**Information provided**
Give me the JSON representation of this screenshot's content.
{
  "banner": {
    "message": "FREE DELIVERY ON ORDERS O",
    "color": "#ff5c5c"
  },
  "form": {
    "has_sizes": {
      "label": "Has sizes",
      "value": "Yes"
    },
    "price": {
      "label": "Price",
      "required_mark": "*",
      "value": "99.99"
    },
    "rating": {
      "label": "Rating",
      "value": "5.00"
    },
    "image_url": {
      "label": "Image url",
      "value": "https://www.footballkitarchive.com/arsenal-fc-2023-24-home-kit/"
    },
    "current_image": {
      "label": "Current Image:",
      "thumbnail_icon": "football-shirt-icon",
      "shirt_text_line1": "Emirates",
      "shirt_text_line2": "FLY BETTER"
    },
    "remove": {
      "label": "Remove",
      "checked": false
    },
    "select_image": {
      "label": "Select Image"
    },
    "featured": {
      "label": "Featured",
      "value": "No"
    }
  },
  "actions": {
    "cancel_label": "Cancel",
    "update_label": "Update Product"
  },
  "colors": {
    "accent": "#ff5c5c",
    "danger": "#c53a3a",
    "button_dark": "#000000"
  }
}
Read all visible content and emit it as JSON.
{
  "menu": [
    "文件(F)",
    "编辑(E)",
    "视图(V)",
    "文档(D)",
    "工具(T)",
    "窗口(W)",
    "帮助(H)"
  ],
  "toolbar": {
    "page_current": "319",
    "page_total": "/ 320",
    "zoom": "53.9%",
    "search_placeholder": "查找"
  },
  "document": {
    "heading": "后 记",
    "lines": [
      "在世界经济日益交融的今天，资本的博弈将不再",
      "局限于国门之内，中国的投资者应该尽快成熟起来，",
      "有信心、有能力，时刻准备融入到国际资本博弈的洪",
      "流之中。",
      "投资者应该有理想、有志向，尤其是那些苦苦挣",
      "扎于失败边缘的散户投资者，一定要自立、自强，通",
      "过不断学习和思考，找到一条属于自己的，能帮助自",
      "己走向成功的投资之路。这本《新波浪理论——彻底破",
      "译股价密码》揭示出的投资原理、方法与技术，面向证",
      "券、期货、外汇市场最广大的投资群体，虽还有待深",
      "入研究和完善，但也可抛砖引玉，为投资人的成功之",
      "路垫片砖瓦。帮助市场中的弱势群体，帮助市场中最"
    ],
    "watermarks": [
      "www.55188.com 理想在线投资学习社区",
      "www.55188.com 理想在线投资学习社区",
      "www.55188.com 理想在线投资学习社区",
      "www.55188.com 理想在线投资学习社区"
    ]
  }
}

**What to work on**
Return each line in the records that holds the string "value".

**Task response**
      "value": "Yes"
      "value": "99.99"
      "value": "5.00"
      "value": "https://www.footballkitarchive.com/arsenal-fc-2023-24-home-kit/"
      "value": "No"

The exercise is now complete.